* DATA
- - - - -
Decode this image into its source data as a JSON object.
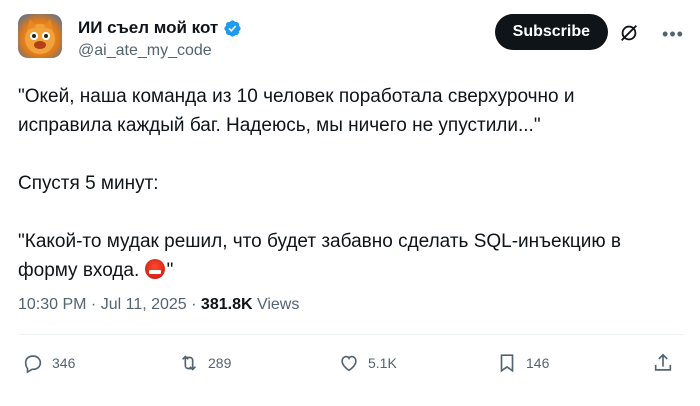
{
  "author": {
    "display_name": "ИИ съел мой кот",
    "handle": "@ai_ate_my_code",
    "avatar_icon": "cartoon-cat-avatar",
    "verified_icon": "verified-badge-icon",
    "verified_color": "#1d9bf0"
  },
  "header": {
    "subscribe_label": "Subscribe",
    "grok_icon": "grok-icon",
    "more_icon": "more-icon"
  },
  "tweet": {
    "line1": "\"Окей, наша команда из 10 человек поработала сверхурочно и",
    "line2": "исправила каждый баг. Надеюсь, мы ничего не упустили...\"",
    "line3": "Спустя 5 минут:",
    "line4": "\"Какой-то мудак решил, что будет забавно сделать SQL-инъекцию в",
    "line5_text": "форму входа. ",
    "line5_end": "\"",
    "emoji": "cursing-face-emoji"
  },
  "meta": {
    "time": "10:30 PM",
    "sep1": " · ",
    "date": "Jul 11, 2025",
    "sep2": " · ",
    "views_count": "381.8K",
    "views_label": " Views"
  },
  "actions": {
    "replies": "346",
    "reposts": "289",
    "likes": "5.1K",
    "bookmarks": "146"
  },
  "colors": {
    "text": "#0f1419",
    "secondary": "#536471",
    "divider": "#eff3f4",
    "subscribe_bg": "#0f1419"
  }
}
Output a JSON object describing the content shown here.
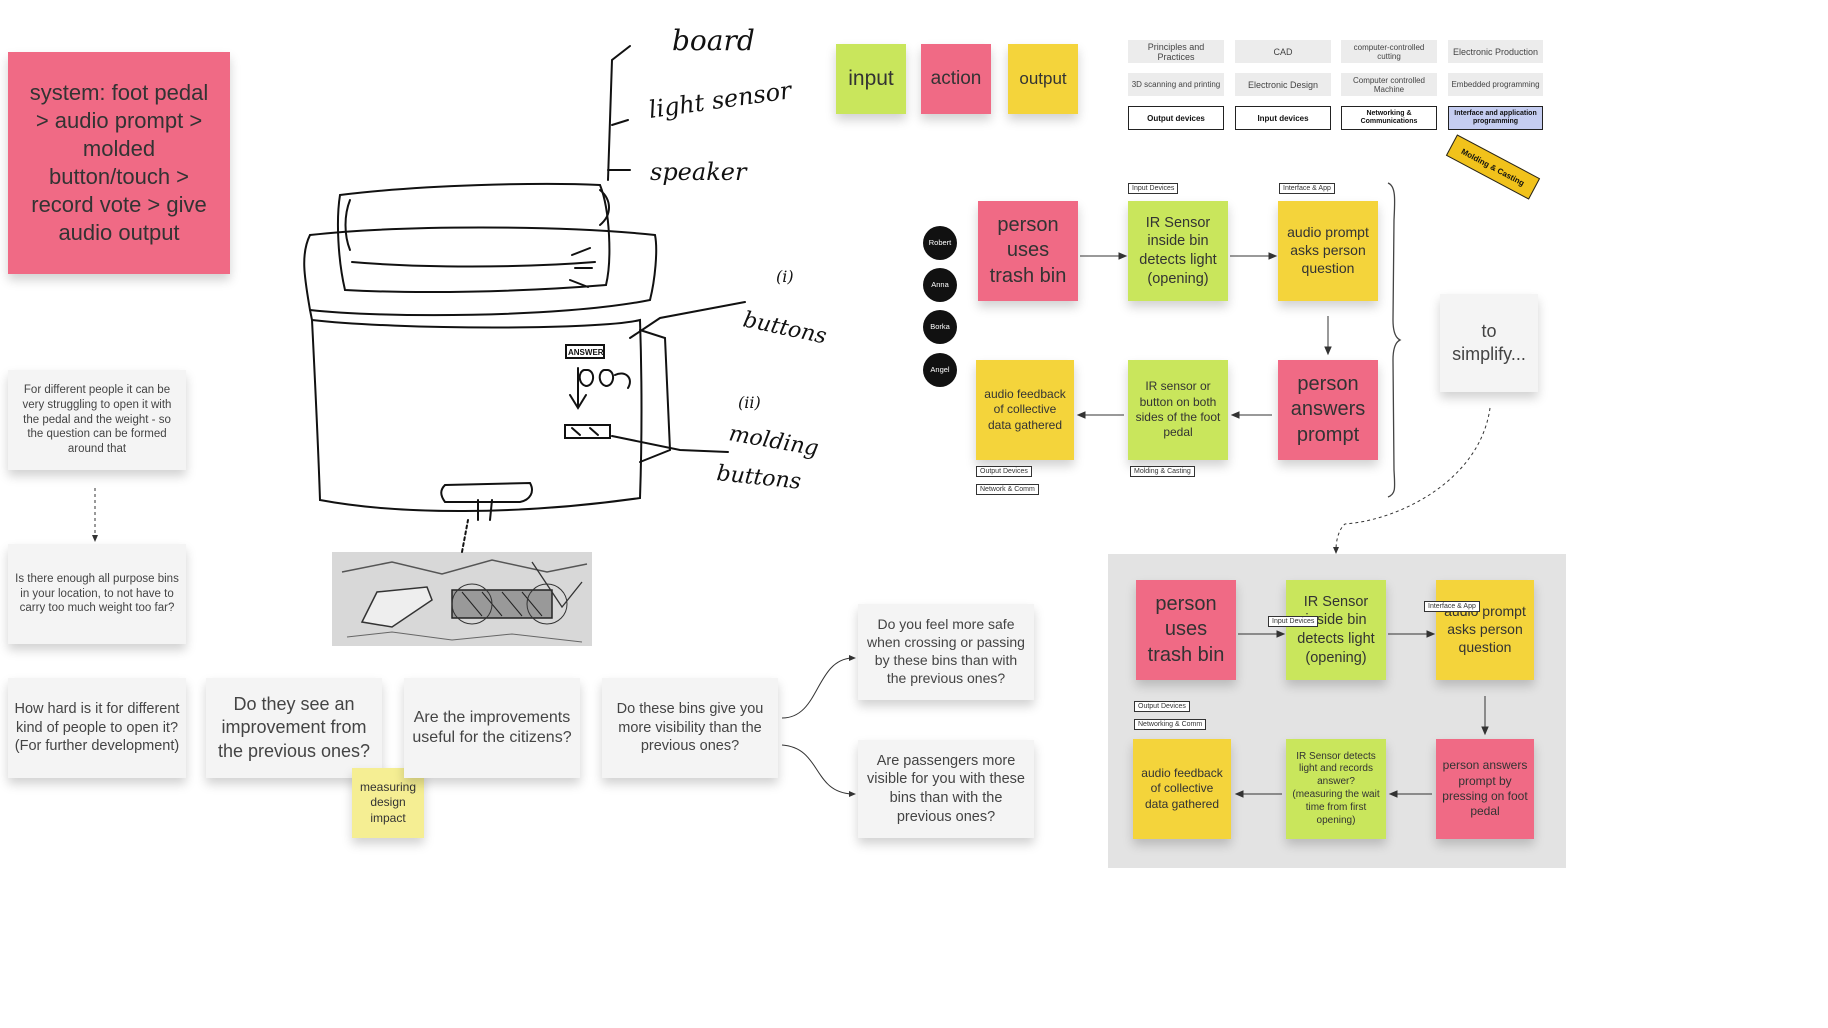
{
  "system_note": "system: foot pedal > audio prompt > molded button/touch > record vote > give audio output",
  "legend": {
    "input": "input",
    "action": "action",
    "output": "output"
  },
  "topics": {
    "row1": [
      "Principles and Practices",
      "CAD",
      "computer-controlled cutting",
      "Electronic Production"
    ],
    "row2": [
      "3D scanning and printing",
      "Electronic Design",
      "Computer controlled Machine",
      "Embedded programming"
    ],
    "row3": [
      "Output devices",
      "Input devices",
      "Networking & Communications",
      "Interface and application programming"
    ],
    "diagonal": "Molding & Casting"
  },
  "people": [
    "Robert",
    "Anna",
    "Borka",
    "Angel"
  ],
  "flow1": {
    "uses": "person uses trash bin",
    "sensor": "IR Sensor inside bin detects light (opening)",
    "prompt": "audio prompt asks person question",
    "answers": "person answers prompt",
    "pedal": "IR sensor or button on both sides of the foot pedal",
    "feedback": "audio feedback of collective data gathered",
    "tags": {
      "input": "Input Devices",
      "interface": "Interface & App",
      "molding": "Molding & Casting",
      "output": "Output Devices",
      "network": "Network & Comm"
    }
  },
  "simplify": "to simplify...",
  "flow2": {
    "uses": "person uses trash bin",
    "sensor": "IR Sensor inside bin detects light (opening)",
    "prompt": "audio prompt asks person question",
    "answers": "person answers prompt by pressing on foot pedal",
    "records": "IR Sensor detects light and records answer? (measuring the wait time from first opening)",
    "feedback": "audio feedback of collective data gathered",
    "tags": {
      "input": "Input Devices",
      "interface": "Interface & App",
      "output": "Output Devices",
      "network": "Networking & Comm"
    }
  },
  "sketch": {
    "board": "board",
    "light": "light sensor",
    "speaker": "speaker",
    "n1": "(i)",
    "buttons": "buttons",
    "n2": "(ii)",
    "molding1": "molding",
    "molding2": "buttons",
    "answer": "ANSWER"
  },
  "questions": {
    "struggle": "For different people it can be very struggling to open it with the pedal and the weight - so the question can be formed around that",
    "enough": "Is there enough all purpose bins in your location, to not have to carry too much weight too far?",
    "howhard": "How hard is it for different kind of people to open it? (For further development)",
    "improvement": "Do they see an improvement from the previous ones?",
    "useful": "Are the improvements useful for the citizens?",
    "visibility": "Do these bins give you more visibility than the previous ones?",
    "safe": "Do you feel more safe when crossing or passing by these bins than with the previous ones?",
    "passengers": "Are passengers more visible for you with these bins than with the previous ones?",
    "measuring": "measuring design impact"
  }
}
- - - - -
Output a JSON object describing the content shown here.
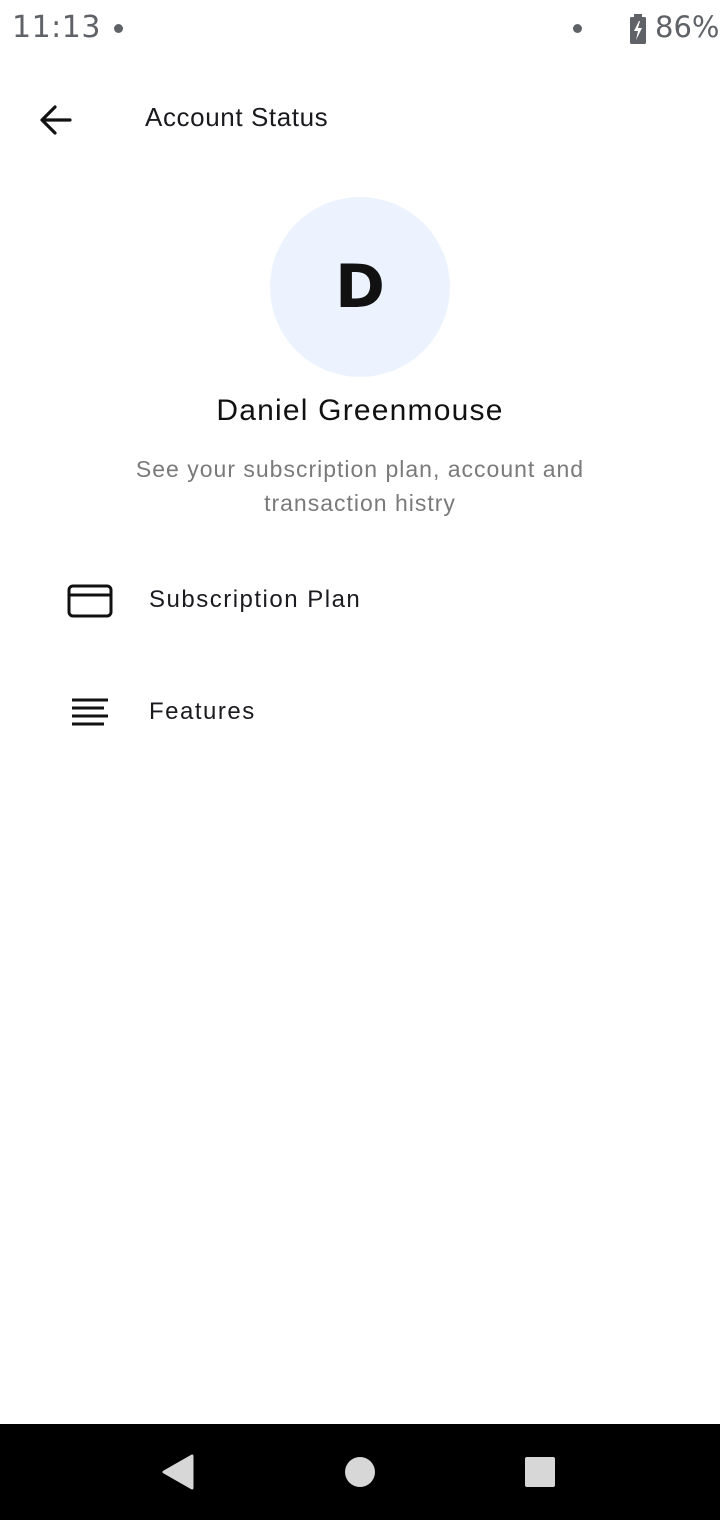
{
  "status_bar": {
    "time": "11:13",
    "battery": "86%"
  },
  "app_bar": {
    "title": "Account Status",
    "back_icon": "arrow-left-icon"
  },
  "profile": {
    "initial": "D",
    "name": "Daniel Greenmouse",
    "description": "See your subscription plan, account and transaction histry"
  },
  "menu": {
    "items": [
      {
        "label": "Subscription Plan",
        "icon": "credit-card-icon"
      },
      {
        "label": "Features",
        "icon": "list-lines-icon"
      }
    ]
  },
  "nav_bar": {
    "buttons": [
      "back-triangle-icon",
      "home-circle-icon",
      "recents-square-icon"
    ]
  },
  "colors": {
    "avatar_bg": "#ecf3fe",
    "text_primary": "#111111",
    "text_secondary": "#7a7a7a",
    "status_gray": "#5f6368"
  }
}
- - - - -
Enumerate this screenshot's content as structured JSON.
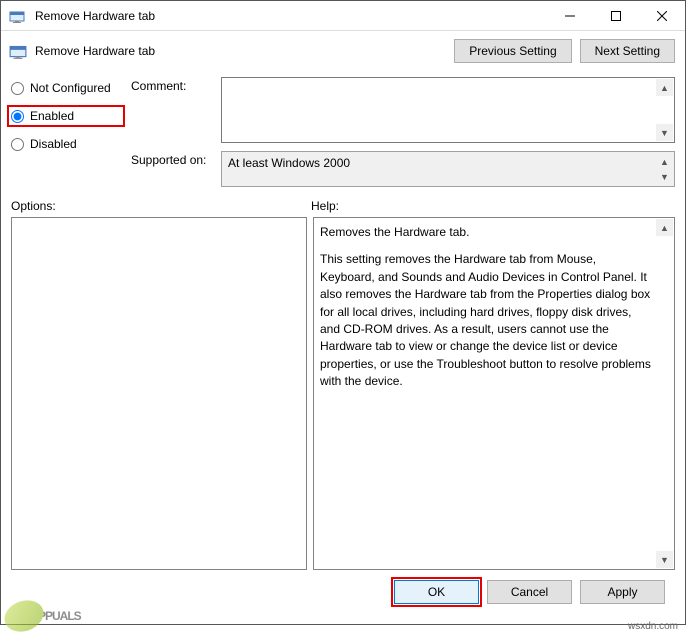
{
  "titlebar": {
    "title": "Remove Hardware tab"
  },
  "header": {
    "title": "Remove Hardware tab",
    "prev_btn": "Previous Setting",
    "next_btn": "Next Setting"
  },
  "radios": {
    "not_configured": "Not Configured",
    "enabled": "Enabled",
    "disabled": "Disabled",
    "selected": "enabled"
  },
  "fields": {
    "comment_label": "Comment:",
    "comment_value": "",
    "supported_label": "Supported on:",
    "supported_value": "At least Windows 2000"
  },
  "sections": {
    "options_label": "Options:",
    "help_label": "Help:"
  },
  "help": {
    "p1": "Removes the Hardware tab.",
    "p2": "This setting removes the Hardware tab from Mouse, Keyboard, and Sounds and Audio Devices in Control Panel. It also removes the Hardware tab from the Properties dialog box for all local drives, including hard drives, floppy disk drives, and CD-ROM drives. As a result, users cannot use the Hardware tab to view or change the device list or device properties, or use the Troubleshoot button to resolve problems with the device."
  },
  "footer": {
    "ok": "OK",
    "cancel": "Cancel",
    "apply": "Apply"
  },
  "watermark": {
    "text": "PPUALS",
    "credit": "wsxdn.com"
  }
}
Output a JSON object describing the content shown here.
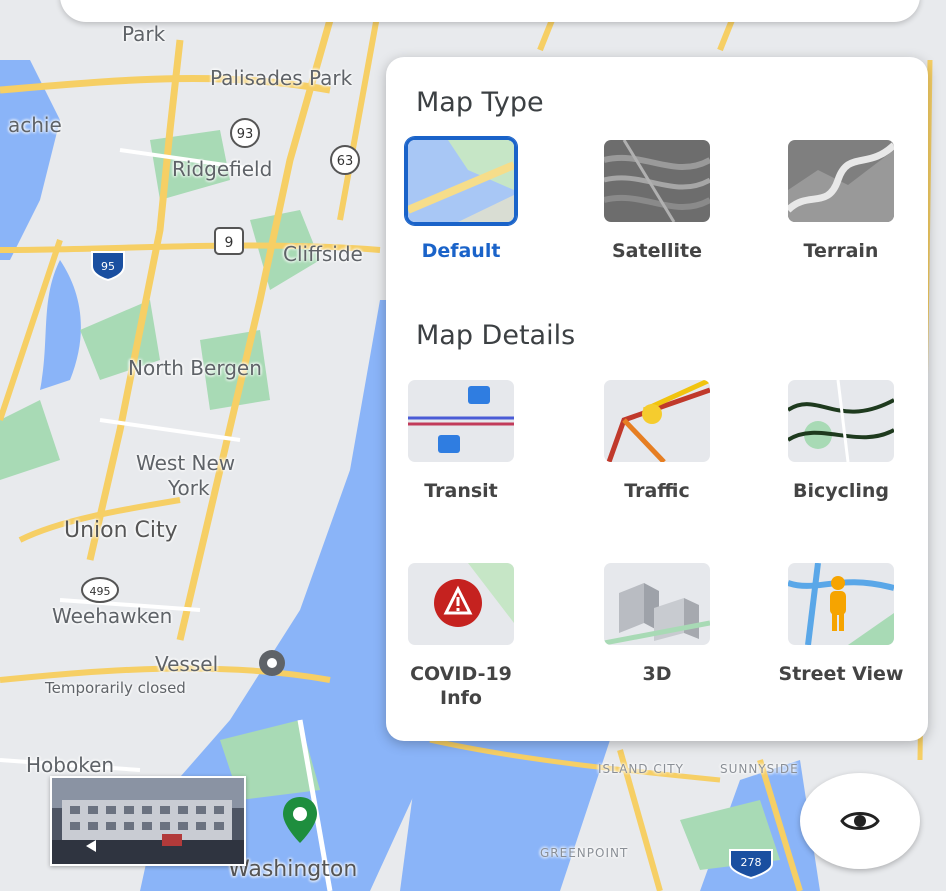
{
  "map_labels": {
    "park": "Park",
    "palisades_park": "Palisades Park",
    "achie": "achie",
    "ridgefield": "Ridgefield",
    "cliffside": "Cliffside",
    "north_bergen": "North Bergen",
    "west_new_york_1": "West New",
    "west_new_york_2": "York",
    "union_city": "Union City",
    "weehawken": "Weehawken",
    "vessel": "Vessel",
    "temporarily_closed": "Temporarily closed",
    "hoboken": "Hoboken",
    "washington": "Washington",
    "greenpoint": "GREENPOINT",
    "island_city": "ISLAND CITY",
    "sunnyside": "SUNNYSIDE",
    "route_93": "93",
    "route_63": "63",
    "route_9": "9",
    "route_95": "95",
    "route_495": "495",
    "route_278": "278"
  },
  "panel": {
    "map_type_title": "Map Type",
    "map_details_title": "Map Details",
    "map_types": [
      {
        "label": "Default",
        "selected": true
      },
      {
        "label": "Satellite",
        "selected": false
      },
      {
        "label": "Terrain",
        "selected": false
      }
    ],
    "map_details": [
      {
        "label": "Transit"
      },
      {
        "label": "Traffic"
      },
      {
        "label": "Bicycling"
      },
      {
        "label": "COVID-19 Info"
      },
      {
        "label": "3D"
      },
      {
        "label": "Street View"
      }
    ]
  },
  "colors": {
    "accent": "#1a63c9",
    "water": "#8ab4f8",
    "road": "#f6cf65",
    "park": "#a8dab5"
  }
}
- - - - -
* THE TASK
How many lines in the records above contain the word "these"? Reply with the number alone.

* ANSWER FOR THE TASK
3